(Entries provided Opens)
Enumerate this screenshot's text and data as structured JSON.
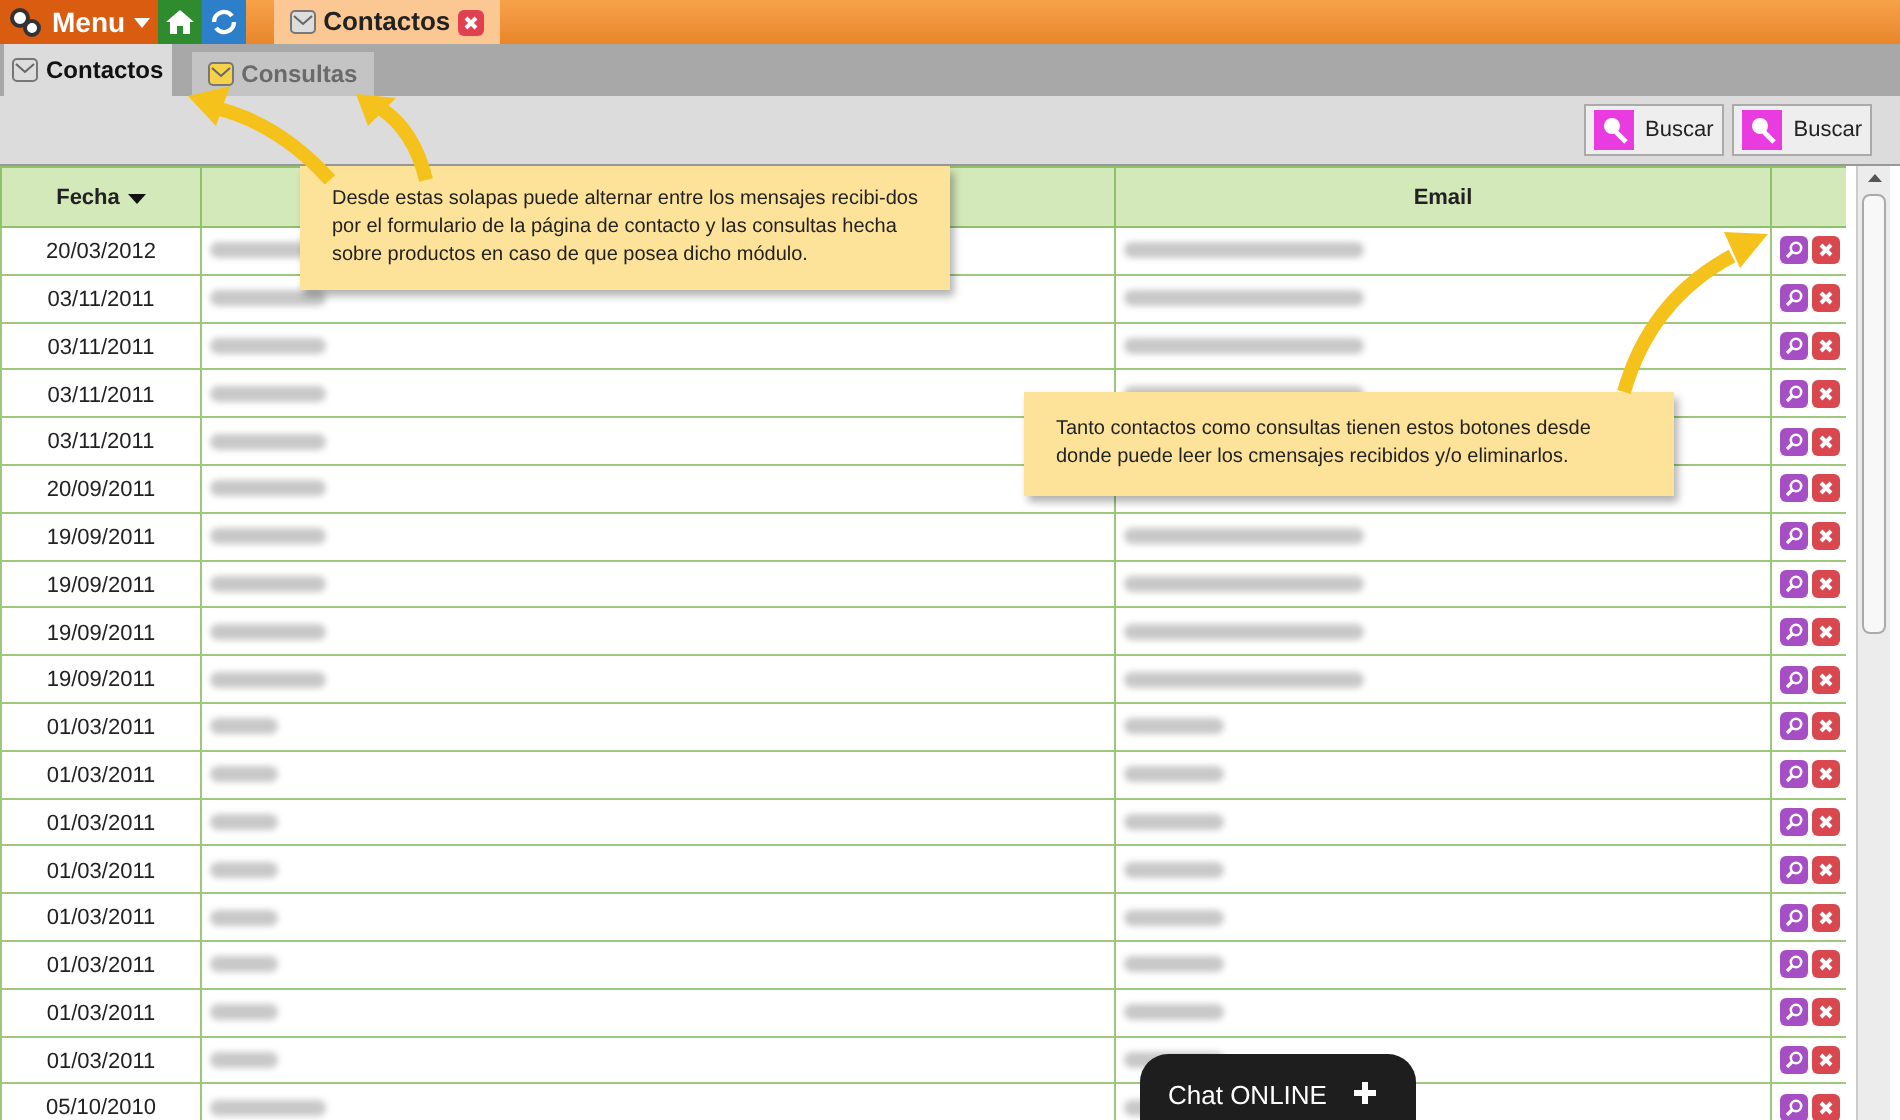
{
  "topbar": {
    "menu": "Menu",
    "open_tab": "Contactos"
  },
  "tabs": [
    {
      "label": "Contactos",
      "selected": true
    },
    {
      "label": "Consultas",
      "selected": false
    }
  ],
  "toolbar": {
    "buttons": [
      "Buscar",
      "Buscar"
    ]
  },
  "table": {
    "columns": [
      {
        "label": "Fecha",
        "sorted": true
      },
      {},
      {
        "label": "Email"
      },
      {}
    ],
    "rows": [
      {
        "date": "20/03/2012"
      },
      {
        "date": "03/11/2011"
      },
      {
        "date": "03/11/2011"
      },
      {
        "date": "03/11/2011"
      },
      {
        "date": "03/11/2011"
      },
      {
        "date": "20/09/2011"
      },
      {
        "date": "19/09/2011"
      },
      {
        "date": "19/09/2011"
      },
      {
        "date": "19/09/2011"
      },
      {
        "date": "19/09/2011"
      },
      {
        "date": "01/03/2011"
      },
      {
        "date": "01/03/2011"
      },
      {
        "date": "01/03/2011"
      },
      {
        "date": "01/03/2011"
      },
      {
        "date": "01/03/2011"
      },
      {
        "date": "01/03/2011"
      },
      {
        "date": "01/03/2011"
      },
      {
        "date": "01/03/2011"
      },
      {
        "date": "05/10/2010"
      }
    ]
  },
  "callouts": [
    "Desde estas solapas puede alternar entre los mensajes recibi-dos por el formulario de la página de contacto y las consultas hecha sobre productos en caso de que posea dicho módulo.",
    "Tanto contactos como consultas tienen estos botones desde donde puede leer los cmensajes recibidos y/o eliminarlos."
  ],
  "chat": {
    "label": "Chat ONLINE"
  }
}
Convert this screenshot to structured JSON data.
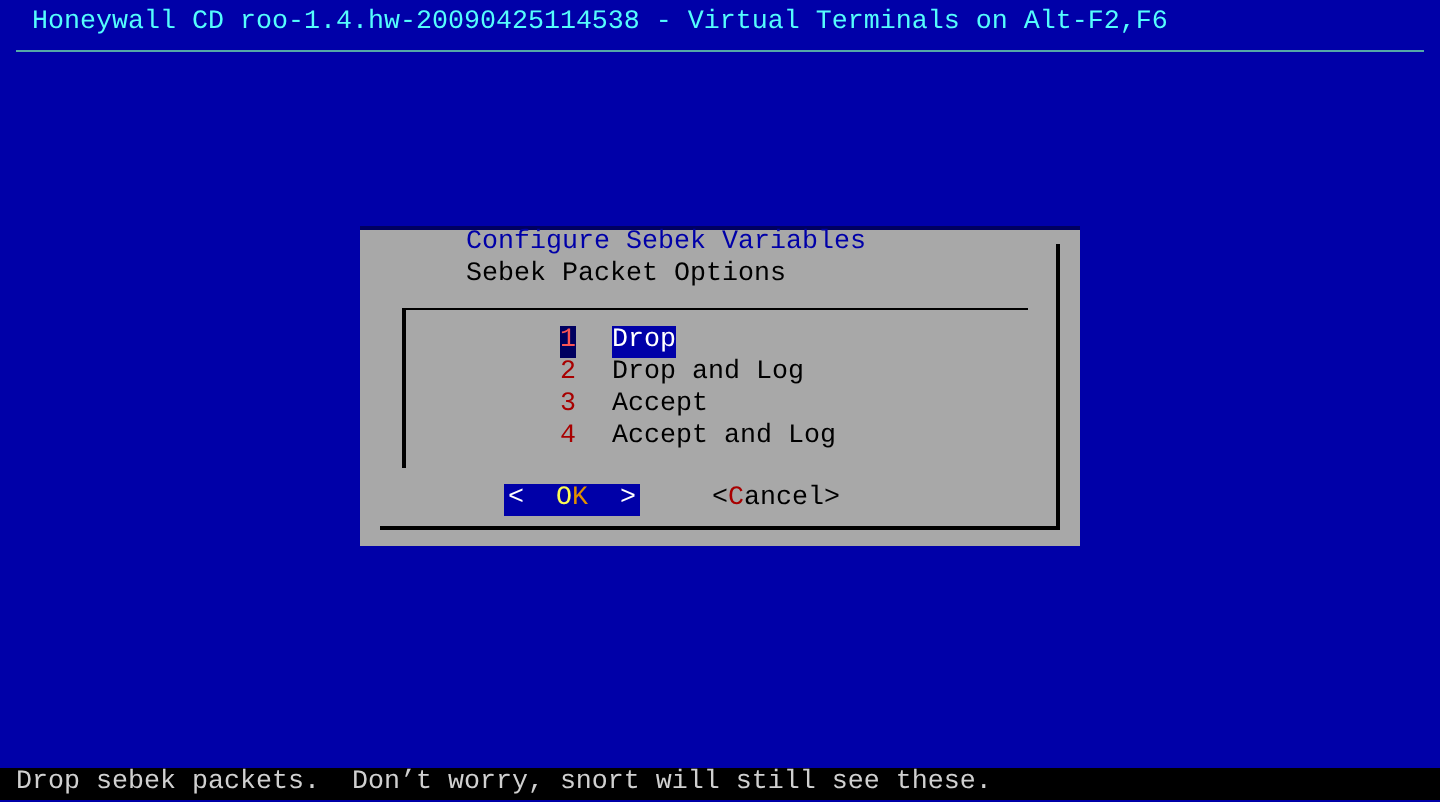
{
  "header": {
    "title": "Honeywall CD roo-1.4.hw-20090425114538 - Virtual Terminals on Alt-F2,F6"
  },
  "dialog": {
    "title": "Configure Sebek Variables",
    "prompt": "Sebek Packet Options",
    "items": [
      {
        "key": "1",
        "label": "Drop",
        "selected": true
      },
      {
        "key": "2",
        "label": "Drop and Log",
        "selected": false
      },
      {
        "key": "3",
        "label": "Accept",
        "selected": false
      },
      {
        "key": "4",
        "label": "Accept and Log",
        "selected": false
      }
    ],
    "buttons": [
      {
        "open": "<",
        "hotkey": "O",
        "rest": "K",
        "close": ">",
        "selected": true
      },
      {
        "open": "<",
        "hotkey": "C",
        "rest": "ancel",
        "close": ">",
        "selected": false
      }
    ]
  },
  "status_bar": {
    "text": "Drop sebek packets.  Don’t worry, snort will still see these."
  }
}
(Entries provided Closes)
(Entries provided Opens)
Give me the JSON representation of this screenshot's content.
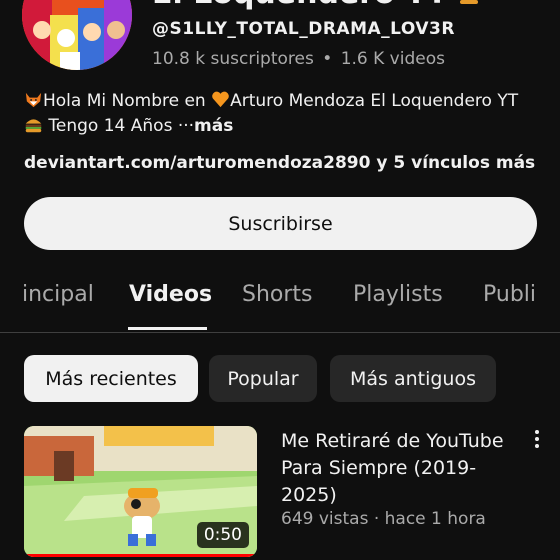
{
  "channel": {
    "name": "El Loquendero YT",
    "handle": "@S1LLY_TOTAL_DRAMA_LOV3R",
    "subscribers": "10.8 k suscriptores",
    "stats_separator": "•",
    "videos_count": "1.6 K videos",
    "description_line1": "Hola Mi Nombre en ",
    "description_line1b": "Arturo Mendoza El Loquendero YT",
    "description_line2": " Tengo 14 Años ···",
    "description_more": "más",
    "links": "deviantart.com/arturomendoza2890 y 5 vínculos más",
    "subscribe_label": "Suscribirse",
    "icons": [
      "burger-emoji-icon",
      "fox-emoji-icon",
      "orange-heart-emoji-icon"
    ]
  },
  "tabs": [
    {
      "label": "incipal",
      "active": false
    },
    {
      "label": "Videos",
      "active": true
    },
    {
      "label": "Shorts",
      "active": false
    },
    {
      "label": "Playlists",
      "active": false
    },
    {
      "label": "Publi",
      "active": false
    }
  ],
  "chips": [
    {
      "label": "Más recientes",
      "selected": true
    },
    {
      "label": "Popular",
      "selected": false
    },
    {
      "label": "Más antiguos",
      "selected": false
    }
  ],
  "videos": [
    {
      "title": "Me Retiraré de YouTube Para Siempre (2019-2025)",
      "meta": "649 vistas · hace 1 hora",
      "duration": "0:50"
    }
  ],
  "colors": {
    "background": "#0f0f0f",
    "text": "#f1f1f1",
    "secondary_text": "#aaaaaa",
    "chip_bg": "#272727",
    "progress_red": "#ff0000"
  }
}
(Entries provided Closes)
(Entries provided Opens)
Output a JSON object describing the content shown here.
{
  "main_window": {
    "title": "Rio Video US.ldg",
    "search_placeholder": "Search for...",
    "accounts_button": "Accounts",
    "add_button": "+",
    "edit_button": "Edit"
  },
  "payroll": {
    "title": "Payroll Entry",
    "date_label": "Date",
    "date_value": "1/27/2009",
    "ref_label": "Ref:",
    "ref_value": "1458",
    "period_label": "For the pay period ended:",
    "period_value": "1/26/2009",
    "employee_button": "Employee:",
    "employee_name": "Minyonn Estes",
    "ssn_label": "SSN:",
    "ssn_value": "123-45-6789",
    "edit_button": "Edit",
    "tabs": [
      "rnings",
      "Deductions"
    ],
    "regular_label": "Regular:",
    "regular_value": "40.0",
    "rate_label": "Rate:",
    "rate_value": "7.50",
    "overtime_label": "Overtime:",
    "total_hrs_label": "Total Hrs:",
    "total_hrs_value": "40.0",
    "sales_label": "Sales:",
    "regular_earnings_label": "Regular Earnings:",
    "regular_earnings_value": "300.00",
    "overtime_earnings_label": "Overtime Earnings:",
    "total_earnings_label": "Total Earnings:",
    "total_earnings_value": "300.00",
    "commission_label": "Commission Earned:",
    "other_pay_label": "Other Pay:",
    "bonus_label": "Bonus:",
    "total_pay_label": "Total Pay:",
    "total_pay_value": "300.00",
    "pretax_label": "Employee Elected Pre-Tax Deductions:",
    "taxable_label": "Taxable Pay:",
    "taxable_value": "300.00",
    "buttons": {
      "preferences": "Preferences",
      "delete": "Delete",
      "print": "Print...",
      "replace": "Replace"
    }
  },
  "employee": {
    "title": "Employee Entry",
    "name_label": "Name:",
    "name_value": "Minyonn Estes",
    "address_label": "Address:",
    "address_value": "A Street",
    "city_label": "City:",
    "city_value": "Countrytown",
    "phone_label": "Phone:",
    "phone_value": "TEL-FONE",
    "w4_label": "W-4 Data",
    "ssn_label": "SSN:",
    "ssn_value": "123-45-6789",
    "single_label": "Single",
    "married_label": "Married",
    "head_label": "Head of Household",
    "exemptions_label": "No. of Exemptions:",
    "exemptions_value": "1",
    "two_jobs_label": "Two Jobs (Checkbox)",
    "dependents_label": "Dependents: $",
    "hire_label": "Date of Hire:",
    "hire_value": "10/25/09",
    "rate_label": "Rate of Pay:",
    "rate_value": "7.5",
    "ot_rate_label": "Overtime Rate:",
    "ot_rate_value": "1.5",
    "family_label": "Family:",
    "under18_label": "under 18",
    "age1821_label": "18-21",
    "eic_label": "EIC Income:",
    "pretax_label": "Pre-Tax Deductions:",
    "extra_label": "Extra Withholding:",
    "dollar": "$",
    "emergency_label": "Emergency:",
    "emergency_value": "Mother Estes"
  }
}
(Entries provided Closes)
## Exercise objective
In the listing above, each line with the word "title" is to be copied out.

## Reply to the task
    "title": "Honeywall CD roo-1.4.hw-20090425114538 - Virtual Terminals on Alt-F2,F6"
    "title": "Configure Sebek Variables",
      "title": "Me Retiraré de YouTube Para Siempre (2019-2025)",
    "title": "Rio Video US.ldg",
    "title": "Payroll Entry",
    "title": "Employee Entry",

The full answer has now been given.